Hospital Episode Statistic (HES) data were collected through Dr Foster® for four different upper GI procedures (gastrectomy, esophagectomy, pancreaticoduodenectomy, and liver resection) for a 6-year period from 1999 to 2005. Data for each procedure were divided into volume-dependant quartiles to assess any differences in mortality outcome.


Generally, mortality rates for all four procedures are lower than previously studies have suggested. A significant trend favoring high volume providers was noted for esophagectomy, with mortality rates varying from 7.8% to 4.0% for lowest to highest volume providers (p < 0.001). A similar but less clear-cut trend was noted for pancreaticoduodenectomy. There was no significant difference for gastric and liver resection between low- and high-volume providers. There was a 20% decrease in centers performing esophagectomy and 28% for centers performing pancreaticoduodenectomy.

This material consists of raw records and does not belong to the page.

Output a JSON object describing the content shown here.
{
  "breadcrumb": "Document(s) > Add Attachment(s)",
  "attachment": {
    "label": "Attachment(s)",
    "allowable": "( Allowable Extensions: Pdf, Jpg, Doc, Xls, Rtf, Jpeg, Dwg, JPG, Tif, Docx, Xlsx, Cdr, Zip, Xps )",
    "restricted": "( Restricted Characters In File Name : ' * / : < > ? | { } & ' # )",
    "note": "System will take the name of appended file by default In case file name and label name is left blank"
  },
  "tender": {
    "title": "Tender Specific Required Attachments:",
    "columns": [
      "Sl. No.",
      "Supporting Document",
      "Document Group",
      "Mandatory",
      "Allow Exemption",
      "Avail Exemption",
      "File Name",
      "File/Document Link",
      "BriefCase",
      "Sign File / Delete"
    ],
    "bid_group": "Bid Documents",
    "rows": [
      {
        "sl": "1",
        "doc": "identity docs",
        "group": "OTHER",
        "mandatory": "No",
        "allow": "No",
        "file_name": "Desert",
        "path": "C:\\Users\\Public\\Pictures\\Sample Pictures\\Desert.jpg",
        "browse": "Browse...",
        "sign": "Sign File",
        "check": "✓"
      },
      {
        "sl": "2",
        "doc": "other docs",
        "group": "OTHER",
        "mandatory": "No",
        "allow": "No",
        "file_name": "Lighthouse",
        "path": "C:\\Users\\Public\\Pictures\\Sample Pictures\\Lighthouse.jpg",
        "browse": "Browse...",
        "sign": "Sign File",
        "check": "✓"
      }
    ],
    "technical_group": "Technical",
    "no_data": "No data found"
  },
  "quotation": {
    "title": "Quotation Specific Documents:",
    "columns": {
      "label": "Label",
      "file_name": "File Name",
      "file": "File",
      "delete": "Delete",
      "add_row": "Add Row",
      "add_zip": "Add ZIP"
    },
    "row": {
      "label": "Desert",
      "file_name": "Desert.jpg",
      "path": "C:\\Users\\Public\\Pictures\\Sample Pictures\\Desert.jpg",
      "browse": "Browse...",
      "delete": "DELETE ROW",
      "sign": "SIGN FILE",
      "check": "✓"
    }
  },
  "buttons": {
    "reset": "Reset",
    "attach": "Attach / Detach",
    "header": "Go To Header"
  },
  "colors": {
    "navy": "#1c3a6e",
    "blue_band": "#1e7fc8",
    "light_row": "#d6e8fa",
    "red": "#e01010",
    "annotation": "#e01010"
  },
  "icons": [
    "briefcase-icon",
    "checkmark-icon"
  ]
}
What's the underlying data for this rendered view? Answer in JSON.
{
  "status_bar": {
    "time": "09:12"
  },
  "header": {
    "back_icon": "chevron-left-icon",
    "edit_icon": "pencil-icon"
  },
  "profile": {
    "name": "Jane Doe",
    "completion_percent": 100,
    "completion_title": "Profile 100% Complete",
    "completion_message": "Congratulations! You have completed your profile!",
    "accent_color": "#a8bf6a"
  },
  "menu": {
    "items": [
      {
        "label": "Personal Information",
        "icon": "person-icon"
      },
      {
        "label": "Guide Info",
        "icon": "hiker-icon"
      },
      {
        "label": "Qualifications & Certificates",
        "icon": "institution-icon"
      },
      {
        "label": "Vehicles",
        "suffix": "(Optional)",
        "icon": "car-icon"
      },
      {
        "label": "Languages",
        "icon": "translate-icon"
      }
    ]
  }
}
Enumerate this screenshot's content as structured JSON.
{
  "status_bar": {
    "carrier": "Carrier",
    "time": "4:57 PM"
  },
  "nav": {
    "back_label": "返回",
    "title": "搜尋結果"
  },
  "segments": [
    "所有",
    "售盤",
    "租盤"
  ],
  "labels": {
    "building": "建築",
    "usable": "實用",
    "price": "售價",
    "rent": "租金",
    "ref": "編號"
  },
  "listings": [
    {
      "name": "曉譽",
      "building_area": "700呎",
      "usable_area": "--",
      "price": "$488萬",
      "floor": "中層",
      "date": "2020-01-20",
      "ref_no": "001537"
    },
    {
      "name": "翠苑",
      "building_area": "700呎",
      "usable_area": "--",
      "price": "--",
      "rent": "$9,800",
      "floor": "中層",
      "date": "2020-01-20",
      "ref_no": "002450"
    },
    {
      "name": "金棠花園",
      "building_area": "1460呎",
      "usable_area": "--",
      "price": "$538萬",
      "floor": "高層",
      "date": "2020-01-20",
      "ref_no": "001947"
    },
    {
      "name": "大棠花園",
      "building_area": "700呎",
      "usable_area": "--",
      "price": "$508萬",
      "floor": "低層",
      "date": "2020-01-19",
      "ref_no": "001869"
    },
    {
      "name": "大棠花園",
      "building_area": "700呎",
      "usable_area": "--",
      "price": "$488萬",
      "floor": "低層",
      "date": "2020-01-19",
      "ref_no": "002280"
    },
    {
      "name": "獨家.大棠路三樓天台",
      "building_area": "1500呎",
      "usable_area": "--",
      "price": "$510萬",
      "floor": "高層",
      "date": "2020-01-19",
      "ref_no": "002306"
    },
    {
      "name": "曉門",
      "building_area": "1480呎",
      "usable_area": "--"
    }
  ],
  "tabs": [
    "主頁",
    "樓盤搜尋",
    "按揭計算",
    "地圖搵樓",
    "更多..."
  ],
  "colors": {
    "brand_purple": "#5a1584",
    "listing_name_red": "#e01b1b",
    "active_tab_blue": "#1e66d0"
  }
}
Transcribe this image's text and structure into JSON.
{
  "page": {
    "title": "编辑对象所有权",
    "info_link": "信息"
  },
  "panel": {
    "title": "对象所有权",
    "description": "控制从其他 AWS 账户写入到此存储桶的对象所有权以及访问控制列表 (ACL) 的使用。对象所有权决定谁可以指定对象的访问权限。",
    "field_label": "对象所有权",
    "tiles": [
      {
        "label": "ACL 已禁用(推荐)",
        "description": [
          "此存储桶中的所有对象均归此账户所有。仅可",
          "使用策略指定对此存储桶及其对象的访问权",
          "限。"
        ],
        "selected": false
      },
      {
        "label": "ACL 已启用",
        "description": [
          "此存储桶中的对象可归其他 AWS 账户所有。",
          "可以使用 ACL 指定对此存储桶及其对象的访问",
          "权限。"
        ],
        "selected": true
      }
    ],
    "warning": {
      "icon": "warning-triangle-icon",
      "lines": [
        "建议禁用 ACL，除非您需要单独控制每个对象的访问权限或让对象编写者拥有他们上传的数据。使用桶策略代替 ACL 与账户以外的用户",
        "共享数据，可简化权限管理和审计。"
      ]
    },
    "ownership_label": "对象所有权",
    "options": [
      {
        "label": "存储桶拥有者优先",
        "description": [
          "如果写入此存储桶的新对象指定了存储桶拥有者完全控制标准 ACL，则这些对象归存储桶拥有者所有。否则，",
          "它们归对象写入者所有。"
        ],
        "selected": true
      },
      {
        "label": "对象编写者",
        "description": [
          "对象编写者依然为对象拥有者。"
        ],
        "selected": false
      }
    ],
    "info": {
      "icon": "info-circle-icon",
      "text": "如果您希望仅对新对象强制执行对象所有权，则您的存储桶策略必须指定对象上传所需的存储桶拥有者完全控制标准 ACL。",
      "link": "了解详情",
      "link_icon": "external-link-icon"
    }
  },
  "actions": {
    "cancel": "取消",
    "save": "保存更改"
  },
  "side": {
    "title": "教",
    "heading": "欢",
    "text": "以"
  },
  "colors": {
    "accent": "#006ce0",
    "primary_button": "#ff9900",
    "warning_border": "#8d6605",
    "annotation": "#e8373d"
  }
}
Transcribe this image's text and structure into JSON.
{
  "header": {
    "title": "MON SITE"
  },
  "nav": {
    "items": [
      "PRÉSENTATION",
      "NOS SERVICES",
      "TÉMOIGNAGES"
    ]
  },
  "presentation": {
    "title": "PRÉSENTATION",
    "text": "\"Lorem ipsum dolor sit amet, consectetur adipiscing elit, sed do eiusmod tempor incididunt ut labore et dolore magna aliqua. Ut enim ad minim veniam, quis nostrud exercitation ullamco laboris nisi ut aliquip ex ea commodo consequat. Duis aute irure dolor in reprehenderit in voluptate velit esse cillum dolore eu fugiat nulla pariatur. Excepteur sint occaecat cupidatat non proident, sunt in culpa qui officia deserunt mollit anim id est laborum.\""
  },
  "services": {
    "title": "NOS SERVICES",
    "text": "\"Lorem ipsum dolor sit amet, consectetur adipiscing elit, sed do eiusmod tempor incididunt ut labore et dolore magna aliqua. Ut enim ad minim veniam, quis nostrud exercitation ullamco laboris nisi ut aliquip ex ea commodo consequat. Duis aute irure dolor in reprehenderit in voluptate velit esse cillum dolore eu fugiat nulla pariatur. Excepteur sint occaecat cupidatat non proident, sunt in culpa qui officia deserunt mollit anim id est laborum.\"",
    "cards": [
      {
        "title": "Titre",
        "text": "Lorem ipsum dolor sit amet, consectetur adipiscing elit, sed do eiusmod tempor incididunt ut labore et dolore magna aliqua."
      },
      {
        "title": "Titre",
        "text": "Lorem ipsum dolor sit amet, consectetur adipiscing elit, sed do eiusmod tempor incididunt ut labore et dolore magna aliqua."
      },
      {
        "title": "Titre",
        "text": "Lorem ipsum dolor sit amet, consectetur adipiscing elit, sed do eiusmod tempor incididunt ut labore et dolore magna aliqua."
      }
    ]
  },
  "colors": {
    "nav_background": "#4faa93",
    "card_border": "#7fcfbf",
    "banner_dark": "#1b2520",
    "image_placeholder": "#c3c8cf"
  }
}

There is a volume outcome association for esophagectomy and pancreaticoduodenectomy. There is no association for gastrectomy or hepatectomy.